Jon Austin, a senior partner with J. Austin & Associates, confirmed the break from Palmer with a post to his Twitter account:
Yesterday another PR firm asked to help distribute Dr. Palmer’s statement. Having completed that task, we've ended our work on this issue.
— Jon Austin (@jmaustin) July 29, 2015
It seems that everyone and everything associated with Palmer has gone up in flames since the revelation of Cecil’s killing earlier this week. Palmer’s dental practice in Minnesota has been closed since Tuesday and was the scene of protests against trophy hunting and memorials in Cecil’s honor. J. Austin & Associates has also had a Yelp page created—though not claimed by the firm—and has been subsequently lambasted since Tuesday.
The world of crisis management has never been smooth sailing, especially since the advent and proliferation of digital communications. That’s why smart PR pros will know that they have to pick their battles. Taking on an infamous client surrounded by such deafeningly negative sentiment needs to be a carefully calculated decision. After all, the payoffs from successfully managing such a crisis would be significant for any firm, but the risks can be great too.
Taking on a controversial client will always be a gamble, but with some thorough planning and an understanding of what you can offer, you may escape being dragged down with a sinking ship. With this in mind, here are a few points courtesy of Richard Levick, chairman-CEO of Levick, and Erica Normand, marketing supervisor with Deveney Communication, to start you off on evaluating a potentially controversial client.
Know the severity of the crisis—Not acknowledging the full spectrum of the conversation surrounding a potential client is a good way to bite off more than you can chew. At that point, hopefully you know someone certified in CPR.
Gauge the potential customer response—Will you lose current or future business by tackling a controversial issue or client? If it can happen to Edelman, it can happen to you.
Know the power of the media and public sentiment—PR pros know better than most how the court of public opinion doesn’t dispense justice blindly.
Keep in mind the timing—Timing is everything in communications. Are you taking on the client just as public anger reaches a crescendo? Or has the cleanup process already begun?

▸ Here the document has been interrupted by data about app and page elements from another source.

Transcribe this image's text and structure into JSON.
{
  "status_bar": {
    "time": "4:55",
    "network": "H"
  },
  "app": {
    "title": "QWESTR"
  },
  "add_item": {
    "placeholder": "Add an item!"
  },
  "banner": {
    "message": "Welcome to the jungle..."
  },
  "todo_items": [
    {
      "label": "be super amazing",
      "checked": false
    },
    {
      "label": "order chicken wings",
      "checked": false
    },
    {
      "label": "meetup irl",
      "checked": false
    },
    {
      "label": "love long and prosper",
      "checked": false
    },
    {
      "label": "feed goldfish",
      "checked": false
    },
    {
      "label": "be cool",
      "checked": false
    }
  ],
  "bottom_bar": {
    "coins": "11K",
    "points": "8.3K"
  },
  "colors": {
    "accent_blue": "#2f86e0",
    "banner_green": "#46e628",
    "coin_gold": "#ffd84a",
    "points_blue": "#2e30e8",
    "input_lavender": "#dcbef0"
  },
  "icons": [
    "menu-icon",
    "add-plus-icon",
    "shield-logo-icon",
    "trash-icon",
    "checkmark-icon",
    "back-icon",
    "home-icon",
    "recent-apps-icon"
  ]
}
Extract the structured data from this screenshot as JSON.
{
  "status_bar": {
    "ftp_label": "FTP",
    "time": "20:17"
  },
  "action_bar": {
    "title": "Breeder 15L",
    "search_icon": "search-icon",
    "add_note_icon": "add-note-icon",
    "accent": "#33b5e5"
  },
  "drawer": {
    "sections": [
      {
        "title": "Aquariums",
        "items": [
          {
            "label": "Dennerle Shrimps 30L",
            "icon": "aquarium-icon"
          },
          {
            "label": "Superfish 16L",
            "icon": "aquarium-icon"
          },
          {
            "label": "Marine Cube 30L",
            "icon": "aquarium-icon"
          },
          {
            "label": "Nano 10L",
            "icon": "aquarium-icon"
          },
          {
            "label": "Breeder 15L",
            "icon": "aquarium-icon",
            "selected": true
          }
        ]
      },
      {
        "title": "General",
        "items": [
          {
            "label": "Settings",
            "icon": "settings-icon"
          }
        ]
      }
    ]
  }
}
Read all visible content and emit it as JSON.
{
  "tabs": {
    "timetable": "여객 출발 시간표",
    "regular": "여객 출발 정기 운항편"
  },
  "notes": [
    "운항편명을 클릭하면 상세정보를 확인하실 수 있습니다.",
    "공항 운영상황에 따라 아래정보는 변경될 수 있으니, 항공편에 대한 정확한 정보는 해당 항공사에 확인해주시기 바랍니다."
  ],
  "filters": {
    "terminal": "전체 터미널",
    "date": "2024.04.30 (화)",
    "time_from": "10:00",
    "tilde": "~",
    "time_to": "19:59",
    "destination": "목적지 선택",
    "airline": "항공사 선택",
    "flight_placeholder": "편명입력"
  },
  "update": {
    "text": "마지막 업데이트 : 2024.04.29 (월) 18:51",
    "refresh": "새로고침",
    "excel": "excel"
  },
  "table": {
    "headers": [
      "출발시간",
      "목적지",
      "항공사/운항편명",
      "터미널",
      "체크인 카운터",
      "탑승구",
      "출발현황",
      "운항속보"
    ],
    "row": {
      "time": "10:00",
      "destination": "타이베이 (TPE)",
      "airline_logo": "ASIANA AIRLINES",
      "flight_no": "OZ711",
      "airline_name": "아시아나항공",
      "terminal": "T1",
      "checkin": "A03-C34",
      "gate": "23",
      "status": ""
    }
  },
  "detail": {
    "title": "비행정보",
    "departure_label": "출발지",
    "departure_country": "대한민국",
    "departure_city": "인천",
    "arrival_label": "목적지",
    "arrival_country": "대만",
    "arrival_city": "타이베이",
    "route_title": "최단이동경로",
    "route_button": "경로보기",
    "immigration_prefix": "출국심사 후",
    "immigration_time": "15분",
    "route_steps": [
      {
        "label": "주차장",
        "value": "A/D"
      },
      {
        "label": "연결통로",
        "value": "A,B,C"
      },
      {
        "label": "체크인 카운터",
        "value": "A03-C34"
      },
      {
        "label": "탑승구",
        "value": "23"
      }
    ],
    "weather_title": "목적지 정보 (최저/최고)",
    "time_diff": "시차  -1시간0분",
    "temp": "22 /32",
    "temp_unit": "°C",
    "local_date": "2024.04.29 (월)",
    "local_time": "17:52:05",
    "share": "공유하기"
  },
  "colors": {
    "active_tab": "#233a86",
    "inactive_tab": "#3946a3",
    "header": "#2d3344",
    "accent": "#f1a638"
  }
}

Evaluate how much goodwill the client had in the past—Whether or not the client has risen from obscurity into the spotlight or has an established public image can make all the difference.